Items from a dataset
== == ==

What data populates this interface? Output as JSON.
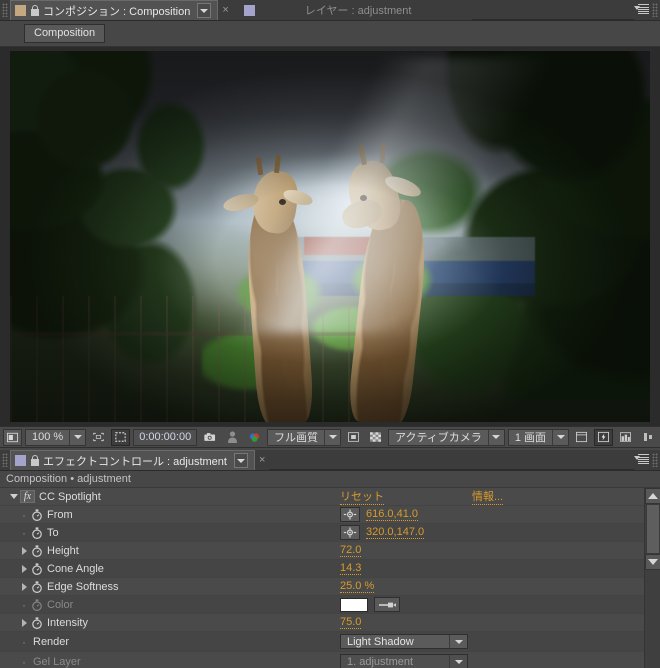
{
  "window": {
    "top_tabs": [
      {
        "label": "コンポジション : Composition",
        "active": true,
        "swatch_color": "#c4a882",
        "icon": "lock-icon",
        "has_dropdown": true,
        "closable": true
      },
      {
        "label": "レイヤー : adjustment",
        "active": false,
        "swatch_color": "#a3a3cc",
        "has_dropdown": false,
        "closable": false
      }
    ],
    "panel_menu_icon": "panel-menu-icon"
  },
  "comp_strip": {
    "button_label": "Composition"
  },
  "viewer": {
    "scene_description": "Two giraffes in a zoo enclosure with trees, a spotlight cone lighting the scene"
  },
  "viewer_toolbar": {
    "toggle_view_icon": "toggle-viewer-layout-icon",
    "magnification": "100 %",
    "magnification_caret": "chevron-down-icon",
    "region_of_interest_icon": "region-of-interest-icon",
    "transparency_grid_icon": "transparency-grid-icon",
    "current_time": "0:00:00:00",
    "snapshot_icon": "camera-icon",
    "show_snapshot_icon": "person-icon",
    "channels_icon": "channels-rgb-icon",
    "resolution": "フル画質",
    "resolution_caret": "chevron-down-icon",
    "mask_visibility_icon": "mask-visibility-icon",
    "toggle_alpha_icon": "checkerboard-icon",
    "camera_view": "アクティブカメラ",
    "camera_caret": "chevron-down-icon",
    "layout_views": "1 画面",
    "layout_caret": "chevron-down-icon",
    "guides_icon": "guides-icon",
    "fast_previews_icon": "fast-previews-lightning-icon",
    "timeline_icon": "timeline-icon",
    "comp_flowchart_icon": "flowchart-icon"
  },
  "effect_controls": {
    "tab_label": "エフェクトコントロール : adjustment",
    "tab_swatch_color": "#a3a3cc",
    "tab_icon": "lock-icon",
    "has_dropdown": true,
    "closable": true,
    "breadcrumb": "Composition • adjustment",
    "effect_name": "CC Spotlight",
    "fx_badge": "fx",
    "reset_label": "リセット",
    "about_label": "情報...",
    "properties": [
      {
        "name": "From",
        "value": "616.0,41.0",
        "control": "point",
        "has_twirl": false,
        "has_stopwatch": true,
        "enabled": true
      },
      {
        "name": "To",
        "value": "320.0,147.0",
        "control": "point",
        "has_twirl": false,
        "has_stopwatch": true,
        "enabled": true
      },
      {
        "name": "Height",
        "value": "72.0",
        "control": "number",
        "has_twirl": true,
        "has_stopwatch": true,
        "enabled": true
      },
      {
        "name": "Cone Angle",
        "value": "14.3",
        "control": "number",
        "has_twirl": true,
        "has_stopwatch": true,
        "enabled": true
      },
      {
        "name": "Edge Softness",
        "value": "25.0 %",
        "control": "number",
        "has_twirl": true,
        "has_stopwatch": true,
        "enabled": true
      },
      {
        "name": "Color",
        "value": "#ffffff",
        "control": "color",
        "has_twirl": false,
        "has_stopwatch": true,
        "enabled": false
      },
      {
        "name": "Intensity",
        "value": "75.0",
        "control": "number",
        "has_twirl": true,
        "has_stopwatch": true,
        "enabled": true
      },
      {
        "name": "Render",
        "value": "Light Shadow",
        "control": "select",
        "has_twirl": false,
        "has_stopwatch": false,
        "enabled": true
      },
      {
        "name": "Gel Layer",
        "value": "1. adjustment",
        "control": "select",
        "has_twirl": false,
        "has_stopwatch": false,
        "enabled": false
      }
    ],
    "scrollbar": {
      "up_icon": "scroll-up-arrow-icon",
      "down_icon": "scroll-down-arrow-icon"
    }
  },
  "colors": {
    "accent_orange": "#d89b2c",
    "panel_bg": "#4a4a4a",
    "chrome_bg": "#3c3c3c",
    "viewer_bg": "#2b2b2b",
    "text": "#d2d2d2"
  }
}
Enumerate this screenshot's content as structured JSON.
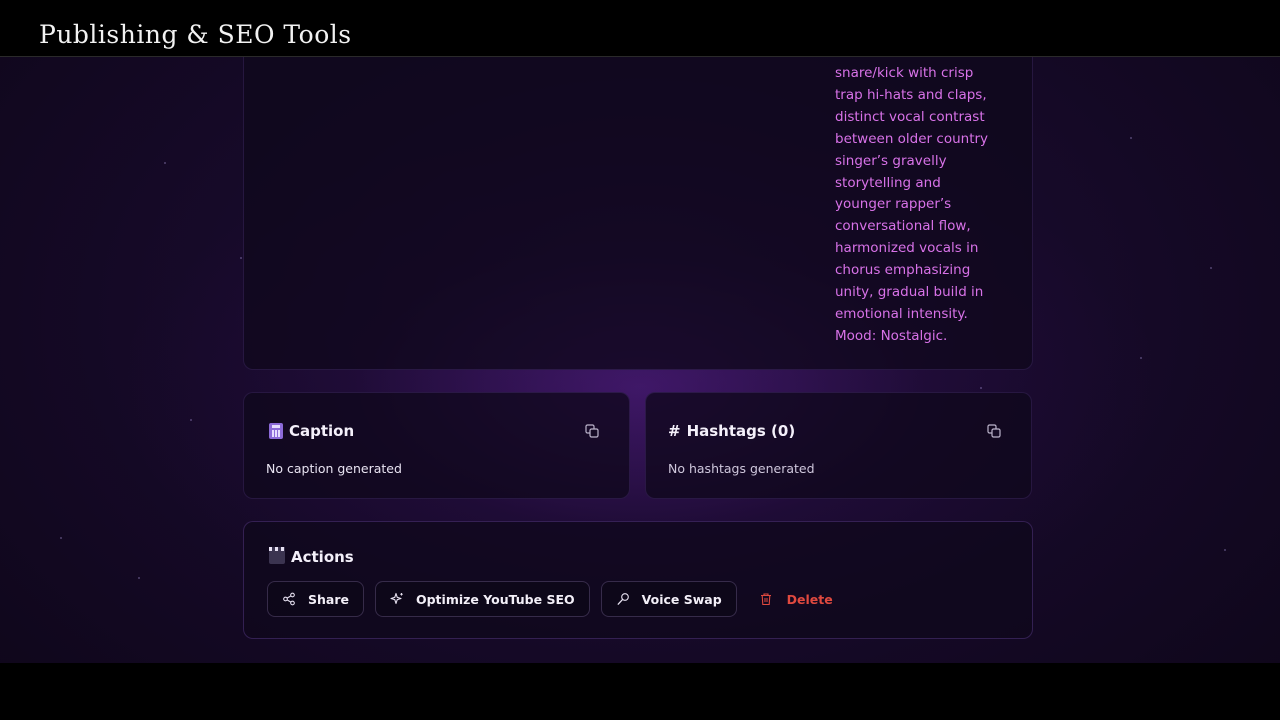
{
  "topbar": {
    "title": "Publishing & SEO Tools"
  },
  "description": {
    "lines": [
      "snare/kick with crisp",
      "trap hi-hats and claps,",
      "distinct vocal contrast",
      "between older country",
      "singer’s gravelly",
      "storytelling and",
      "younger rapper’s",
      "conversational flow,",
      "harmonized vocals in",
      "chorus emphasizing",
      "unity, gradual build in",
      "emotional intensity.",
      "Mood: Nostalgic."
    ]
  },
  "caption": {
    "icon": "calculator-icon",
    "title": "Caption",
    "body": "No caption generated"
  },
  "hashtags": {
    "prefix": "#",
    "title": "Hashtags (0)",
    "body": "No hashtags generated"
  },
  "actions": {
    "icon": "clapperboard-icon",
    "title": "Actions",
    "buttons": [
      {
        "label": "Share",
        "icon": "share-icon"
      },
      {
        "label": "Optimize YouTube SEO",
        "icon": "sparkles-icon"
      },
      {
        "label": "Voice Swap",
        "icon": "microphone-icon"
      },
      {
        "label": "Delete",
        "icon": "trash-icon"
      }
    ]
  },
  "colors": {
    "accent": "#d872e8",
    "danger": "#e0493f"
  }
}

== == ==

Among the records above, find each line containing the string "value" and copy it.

        "value": "616.0,41.0",
        "value": "320.0,147.0",
        "value": "72.0",
        "value": "14.3",
        "value": "25.0 %",
        "value": "#ffffff",
        "value": "75.0",
        "value": "Light Shadow",
        "value": "1. adjustment",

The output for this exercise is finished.